multiple sclerosis , ergometry , bicycle ergometry , lactate , blood lactate , peak blood lactate , performance , exercise , exercise limitation
44.70 , 44.90 , 44.07 , 77.82
Schulz, Karl-Heinz (Prof. Dr. Dr.)
Tag der mündlichen Prüfung:
Kurzfassung auf Englisch:
In the present work, two groups of MS patients were characterized by analyzing their peak performance in an exhaustive, incremental bicycle spiroergometry. The groups differed regarding the disease course (primary- or secondary-progressive MS in group P vs. relapsing-remitting MS in group R) and the grade of disability according to the expanded disability status scale (EDSS; 4–6 in group P vs. 0–3.5 in group R).

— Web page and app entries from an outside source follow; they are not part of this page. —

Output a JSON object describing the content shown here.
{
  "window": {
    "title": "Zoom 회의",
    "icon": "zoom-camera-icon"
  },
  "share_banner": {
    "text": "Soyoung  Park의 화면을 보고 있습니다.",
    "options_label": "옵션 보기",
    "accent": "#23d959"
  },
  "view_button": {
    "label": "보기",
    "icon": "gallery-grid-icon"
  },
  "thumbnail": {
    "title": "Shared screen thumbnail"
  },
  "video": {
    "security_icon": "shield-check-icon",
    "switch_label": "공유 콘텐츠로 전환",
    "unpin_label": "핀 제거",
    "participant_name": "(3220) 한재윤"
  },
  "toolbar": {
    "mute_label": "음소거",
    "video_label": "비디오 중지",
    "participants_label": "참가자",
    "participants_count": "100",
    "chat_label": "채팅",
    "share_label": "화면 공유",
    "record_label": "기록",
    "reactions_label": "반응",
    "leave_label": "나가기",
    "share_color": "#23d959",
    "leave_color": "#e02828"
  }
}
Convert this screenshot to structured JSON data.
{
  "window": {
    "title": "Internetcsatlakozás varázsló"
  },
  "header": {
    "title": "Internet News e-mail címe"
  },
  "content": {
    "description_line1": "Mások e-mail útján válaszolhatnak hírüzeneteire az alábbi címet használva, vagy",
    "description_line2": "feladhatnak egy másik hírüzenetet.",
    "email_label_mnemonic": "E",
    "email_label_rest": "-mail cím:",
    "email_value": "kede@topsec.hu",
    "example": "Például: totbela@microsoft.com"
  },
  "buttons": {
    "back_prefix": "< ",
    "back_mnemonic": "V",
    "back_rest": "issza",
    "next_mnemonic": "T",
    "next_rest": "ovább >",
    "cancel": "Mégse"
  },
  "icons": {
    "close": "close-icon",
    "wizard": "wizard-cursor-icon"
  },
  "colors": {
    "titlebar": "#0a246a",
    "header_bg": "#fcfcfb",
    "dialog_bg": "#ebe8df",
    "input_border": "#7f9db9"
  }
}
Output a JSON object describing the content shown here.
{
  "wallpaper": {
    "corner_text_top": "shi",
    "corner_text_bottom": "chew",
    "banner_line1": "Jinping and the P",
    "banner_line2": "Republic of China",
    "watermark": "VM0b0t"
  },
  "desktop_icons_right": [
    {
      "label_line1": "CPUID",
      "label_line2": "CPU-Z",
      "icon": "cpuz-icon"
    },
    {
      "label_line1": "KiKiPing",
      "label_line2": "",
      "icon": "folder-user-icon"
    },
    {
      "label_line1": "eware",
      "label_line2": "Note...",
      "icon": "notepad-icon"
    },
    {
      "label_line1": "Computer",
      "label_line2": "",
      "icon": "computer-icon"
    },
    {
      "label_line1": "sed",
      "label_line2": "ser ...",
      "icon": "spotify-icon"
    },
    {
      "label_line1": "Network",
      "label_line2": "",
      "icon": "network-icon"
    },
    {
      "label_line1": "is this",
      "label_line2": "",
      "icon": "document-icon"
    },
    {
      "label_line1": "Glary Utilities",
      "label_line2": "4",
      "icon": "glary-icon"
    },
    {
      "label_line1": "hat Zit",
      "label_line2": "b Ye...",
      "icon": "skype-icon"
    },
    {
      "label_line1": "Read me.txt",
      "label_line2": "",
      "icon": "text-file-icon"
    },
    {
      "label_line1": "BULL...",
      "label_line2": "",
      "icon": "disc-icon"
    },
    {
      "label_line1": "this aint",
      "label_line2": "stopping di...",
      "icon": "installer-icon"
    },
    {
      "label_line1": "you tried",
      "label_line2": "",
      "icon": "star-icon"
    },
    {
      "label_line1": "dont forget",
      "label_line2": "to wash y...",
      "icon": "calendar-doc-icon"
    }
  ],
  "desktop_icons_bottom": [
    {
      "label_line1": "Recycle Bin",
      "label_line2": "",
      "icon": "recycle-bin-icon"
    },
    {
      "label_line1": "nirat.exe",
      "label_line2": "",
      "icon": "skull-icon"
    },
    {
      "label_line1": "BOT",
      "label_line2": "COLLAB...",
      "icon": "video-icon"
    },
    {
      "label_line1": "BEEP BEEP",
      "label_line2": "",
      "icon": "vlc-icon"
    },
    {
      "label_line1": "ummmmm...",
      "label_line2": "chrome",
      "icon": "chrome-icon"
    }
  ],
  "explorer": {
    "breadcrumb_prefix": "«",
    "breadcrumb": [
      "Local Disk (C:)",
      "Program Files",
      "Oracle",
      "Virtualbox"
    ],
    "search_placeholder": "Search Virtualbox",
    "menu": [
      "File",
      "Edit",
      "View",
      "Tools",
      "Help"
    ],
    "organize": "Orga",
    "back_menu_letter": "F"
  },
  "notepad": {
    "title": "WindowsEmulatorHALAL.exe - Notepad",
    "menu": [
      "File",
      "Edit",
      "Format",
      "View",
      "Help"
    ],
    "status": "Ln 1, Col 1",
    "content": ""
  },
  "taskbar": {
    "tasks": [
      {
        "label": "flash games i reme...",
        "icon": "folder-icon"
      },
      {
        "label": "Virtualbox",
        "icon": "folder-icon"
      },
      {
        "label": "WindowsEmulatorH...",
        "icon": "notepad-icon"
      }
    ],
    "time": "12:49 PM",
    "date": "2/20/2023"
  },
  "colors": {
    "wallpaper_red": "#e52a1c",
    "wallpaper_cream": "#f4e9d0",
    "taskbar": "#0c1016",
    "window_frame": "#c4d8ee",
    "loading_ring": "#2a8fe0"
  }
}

The main objective was to determine and compare the peak blood lactate response to exercise and the maximal workload and to investigate their interrelation.
In group P (n=41), subjects reached a mean peak blood lactate level of 4.1 mM/l and a mean maximal workload of 1.5 W/kg. In group R (n=25), the mean peak blood lactate level was 6.5 mM/l and the mean maximal workload was 2.1 W/kg. Spiroergometric peak performance in both groups was significantly lower than predicted for healthy, untrained individuals. Group R reached significantly higher values in all performance markers than group P, and peak blood lactate was correlated with maximal workload in both groups.
The peak blood lactate response was lower than normal in both groups, but the effect was more pronounced in group P: Only 5 out of 41 subjects in this group reached the blood lactate level expected at volitional exhaustion (≥ 8 mM/l for men and ≥ 6 mM/l for women). Less than half of the subjects reached the level of 4 mM/l, which is still routinely used in exercise tests as a fixed marker for aerobic capacity. A reduced peak blood lactate response to exercise has previously been described in other chronic diseases but is, to our knowledge, a novel finding for MS patients.
As exercise interventions and exercise tests are becoming more common in MS, these results call into doubt if the lactate performance tests and lactate thresholds used for healthy individuals can simply be transferred to MS patients.
Our results also raise the question which processes limit the exercise capability of the subjects in this study. After reviewing the literature, it seems probable that central manifestations of the disease cause a pathologic lack of neuromuscular activation and feedback. This aberrant motor processing, combined with the resulting atrophy and changes in the muscles’ energy metabolism and fiber composition, presumably limits the exercise capacity and the muscular lactate production in MS patients. A habitual lack of physical activity, which is frequently seen not only in MS, might contribute to the limitation of exercise capability by causing a “physiologic” lack of neuromuscular activation, resulting in further muscular deconditioning.